Debug Output

One of the first things you will need is some way to output text for debugging purposes. Exec has a simple function which is provided for this purpose and it is used as follows:

IExec->DebugPrintF("my debug message\n");

The text may go to the default serial port, a debug buffer or even a console window via a tool called Sashimi.

More information about this debugging facility can be found at Debug Logging and Redirecting Debug Output.

Console Input and Output

There are many options when it comes to choosing an API for console input and output. This can really confuse beginnners so I thought I would try and briefly explain the fundamentals.

All console input and output is done via DOS streams. That means whatever fancy interface is on the surface it all boils down to working with DOS streams. Three different streams are available for every Process:

  1. Input
  2. Output
  3. ErrorOutput

Usually, Output and ErrorOutput will share the same stream but this is not a requirement.

The ISO C standard also defines input and output streams:

  1. stdin
  2. stdout
  3. stderr

The C startup code will auto-magically create these standard streams for you and assign them to the DOS-provided streams mentioned above.

Whether you use printf() or IDOS->Printf() they will both ultimately end up using the DOS Output stream. However, this doesn't mean you can just mix and match to taste. The reason is that each of these calls are buffered. The C library could use its own buffering or it could depend on DOS buffering. Programmers should not assume one or the other and instead should be consistent in their choice of API.

File Input and Output

File input and output has many APIs to choose from. At the most basic level we have IDOS->Read() and IDOS->Write(). These functions are simple unbuffered large data movers.

Buffered data movers IDOS->FRead() and IDOS->FWrite() are also provided. Buffering is usually employed to batch together smaller data moves to more efficiently transfer them in larger chunks.

When it comes to ISO C, you have fread() and fwrite() which can used to read and write data. These functions use buffering and you cannot make any assumptions regarding how they are buffered. Underneath, they will ultimately call the DOS functions mentioned above.

The UNIX operating system also defines a common set of input and output functions based on read() and write(). The behaviour of these functions is governed by the POSIX standard and not ISO C. Given the popularity of UNIX, these functions are also provided by the C libraries used on AmigaOS. Again, they ultimately will call the DOS functions mentioned above.

Although each of these APIs are essentially independent, they also allow for programmers to convert from one API to the other. For example, the fileno() function will return the POSIX file handle for a ISO C stream. The clib2 function __get_default_file() allows access to the underlying BPTR pointer from DOS.

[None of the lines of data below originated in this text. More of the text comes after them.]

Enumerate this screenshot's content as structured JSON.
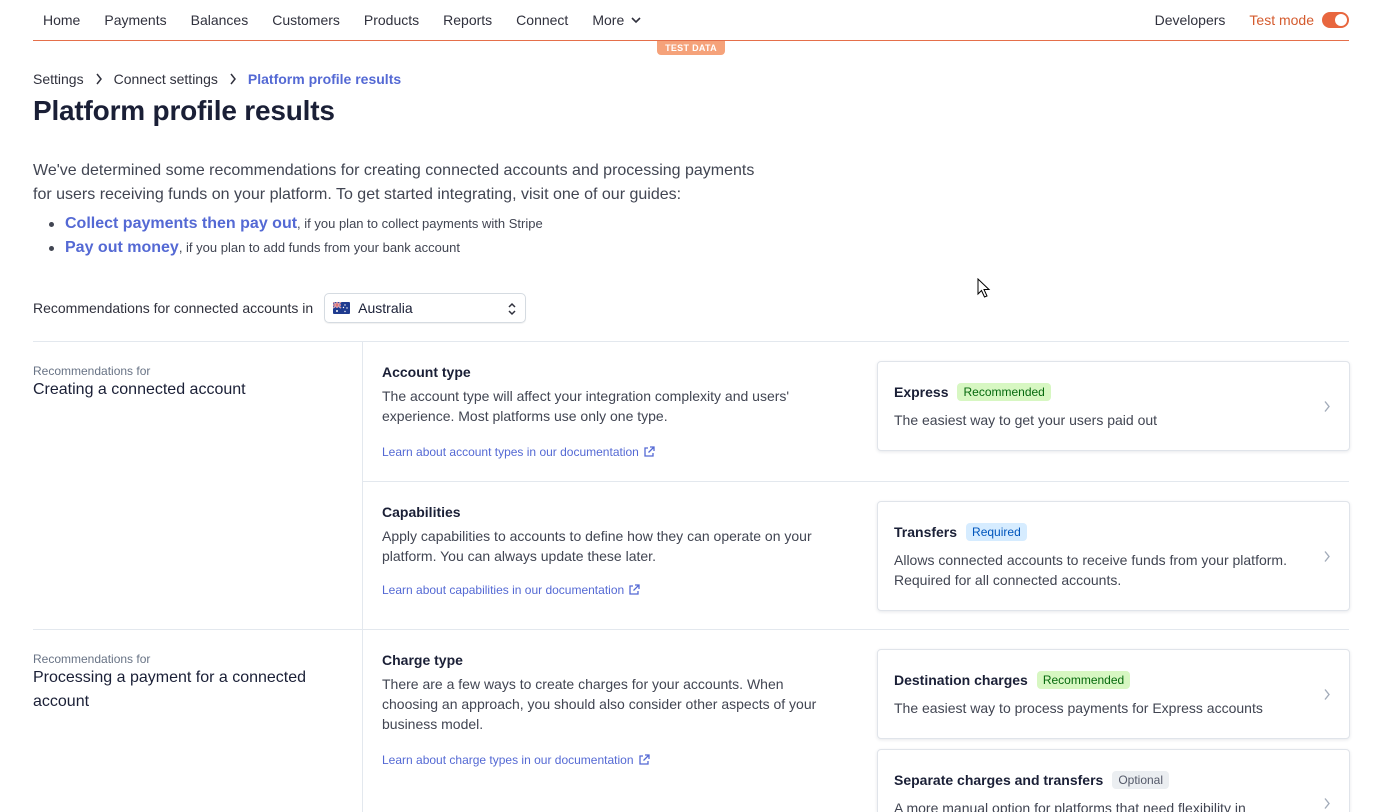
{
  "nav": {
    "items": [
      "Home",
      "Payments",
      "Balances",
      "Customers",
      "Products",
      "Reports",
      "Connect",
      "More"
    ],
    "developers": "Developers",
    "test_mode": "Test mode",
    "test_data_badge": "TEST DATA",
    "accent_color": "#e8663e"
  },
  "breadcrumb": [
    "Settings",
    "Connect settings",
    "Platform profile results"
  ],
  "page_title": "Platform profile results",
  "intro": {
    "text": "We've determined some recommendations for creating connected accounts and processing payments for users receiving funds on your platform. To get started integrating, visit one of our guides:",
    "guides": [
      {
        "link": "Collect payments then pay out",
        "suffix": ", if you plan to collect payments with Stripe"
      },
      {
        "link": "Pay out money",
        "suffix": ", if you plan to add funds from your bank account"
      }
    ]
  },
  "country": {
    "label": "Recommendations for connected accounts in",
    "selected": "Australia",
    "flag_icon": "australia-flag-icon"
  },
  "sections": [
    {
      "eyebrow": "Recommendations for",
      "title": "Creating a connected account",
      "blocks": [
        {
          "title": "Account type",
          "desc": "The account type will affect your integration complexity and users' experience. Most platforms use only one type.",
          "link": "Learn about account types in our documentation",
          "cards": [
            {
              "title": "Express",
              "badge": "Recommended",
              "badge_color": "green",
              "desc": "The easiest way to get your users paid out"
            }
          ]
        },
        {
          "title": "Capabilities",
          "desc": "Apply capabilities to accounts to define how they can operate on your platform. You can always update these later.",
          "link": "Learn about capabilities in our documentation",
          "cards": [
            {
              "title": "Transfers",
              "badge": "Required",
              "badge_color": "blue",
              "desc": "Allows connected accounts to receive funds from your platform. Required for all connected accounts."
            }
          ]
        }
      ]
    },
    {
      "eyebrow": "Recommendations for",
      "title": "Processing a payment for a connected account",
      "blocks": [
        {
          "title": "Charge type",
          "desc": "There are a few ways to create charges for your accounts. When choosing an approach, you should also consider other aspects of your business model.",
          "link": "Learn about charge types in our documentation",
          "cards": [
            {
              "title": "Destination charges",
              "badge": "Recommended",
              "badge_color": "green",
              "desc": "The easiest way to process payments for Express accounts"
            },
            {
              "title": "Separate charges and transfers",
              "badge": "Optional",
              "badge_color": "grey",
              "desc": "A more manual option for platforms that need flexibility in"
            }
          ]
        }
      ]
    }
  ]
}
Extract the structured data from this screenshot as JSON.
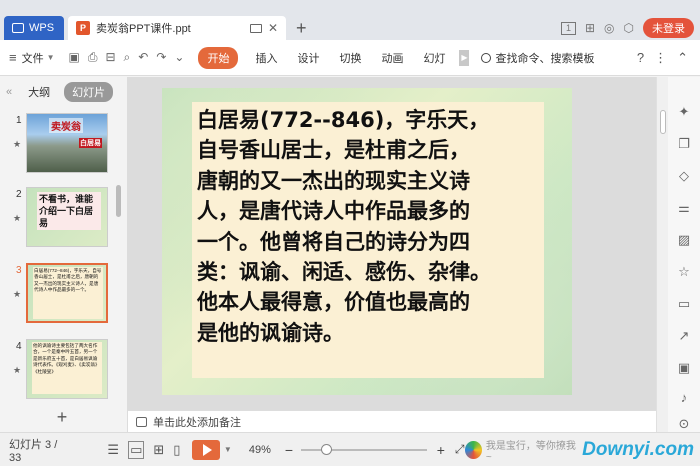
{
  "titlebar": {
    "app_tab": "WPS",
    "doc_tab": "卖炭翁PPT课件.ppt",
    "badge_num": "1",
    "login_label": "未登录"
  },
  "menubar": {
    "file_label": "文件",
    "tabs": [
      "开始",
      "插入",
      "设计",
      "切换",
      "动画",
      "幻灯"
    ],
    "search_label": "查找命令、搜索模板",
    "help_label": "?"
  },
  "left_panel": {
    "outline_tab": "大纲",
    "slides_tab": "幻灯片",
    "thumbnails": [
      {
        "num": "1",
        "title": "卖炭翁",
        "subtitle": "白居易"
      },
      {
        "num": "2",
        "text": "不看书，谁能介绍一下白居易"
      },
      {
        "num": "3",
        "text": "白居易(772--846)，字乐天，自号香山居士，是杜甫之后，唐朝的又一杰出的现实主义诗人，是唐代诗人中作品最多的一个。"
      },
      {
        "num": "4",
        "text": "他的讽谕诗主要包括了两大名作合，一个是秦中吟五首，另一个是新乐府五十首，是白居易讽谕诗代表作。《观刈麦》、《卖炭翁》《杜陵叟》"
      }
    ]
  },
  "slide": {
    "lines": [
      "白居易(772--846)，字乐天，",
      "自号香山居士，是杜甫之后，",
      "唐朝的又一杰出的现实主义诗",
      "人，是唐代诗人中作品最多的",
      "一个。他曾将自己的诗分为四",
      "类：讽谕、闲适、感伤、杂律。",
      "他本人最得意，价值也最高的",
      "是他的讽谕诗。"
    ]
  },
  "notes": {
    "placeholder": "单击此处添加备注"
  },
  "statusbar": {
    "page_info": "幻灯片 3 / 33",
    "zoom": "49%",
    "zoom_level": 0.2,
    "brand_text": "我是宝行，等你撩我~",
    "brand_logo": "Downyi.com"
  },
  "colors": {
    "accent": "#e4693b",
    "wps_blue": "#2f64c5",
    "login_red": "#e4533b"
  }
}
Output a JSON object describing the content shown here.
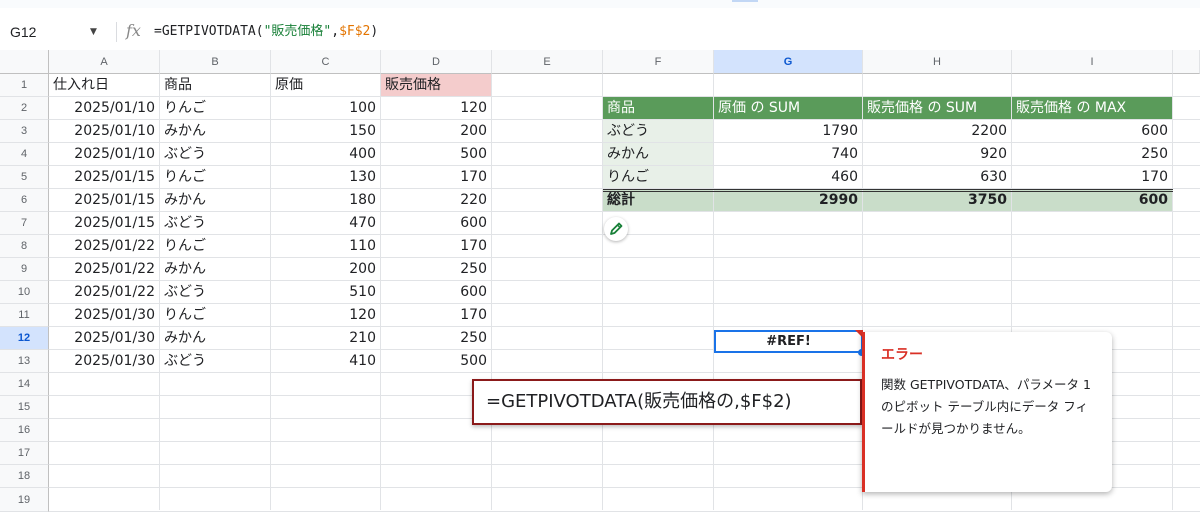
{
  "formula_bar": {
    "name_box": "G12",
    "fx": "fx",
    "formula_prefix": "=GETPIVOTDATA(",
    "formula_string": "\"販売価格\"",
    "formula_comma": ",",
    "formula_ref": "$F$2",
    "formula_suffix": ")"
  },
  "columns": [
    "A",
    "B",
    "C",
    "D",
    "E",
    "F",
    "G",
    "H",
    "I"
  ],
  "rows": [
    "1",
    "2",
    "3",
    "4",
    "5",
    "6",
    "7",
    "8",
    "9",
    "10",
    "11",
    "12",
    "13",
    "14",
    "15",
    "16",
    "17",
    "18",
    "19"
  ],
  "table": {
    "headers": [
      "仕入れ日",
      "商品",
      "原価",
      "販売価格"
    ],
    "rows": [
      [
        "2025/01/10",
        "りんご",
        "100",
        "120"
      ],
      [
        "2025/01/10",
        "みかん",
        "150",
        "200"
      ],
      [
        "2025/01/10",
        "ぶどう",
        "400",
        "500"
      ],
      [
        "2025/01/15",
        "りんご",
        "130",
        "170"
      ],
      [
        "2025/01/15",
        "みかん",
        "180",
        "220"
      ],
      [
        "2025/01/15",
        "ぶどう",
        "470",
        "600"
      ],
      [
        "2025/01/22",
        "りんご",
        "110",
        "170"
      ],
      [
        "2025/01/22",
        "みかん",
        "200",
        "250"
      ],
      [
        "2025/01/22",
        "ぶどう",
        "510",
        "600"
      ],
      [
        "2025/01/30",
        "りんご",
        "120",
        "170"
      ],
      [
        "2025/01/30",
        "みかん",
        "210",
        "250"
      ],
      [
        "2025/01/30",
        "ぶどう",
        "410",
        "500"
      ]
    ]
  },
  "pivot": {
    "headers": [
      "商品",
      "原価 の SUM",
      "販売価格 の SUM",
      "販売価格 の MAX"
    ],
    "rows": [
      [
        "ぶどう",
        "1790",
        "2200",
        "600"
      ],
      [
        "みかん",
        "740",
        "920",
        "250"
      ],
      [
        "りんご",
        "460",
        "630",
        "170"
      ]
    ],
    "total": [
      "総計",
      "2990",
      "3750",
      "600"
    ]
  },
  "selected_cell_value": "#REF!",
  "formula_popup": "=GETPIVOTDATA(販売価格の,$F$2)",
  "error": {
    "title": "エラー",
    "message": "関数 GETPIVOTDATA、パラメータ 1 のピボット テーブル内にデータ フィールドが見つかりません。"
  },
  "colors": {
    "pivot_header": "#5a9b5a",
    "pivot_total": "#c9ddc9",
    "error_red": "#d93025",
    "selection_blue": "#1a73e8",
    "header_pink": "#f4cccc"
  },
  "icons": [
    "dropdown-caret-icon",
    "fx-icon",
    "pencil-icon"
  ]
}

It is important to understand that each of the APIs above are not meant to be mixed especially on the same file at the same time. Although it is possible to mix APIs that doesn't mean it is a good idea and it will lead to less portable and less robust software.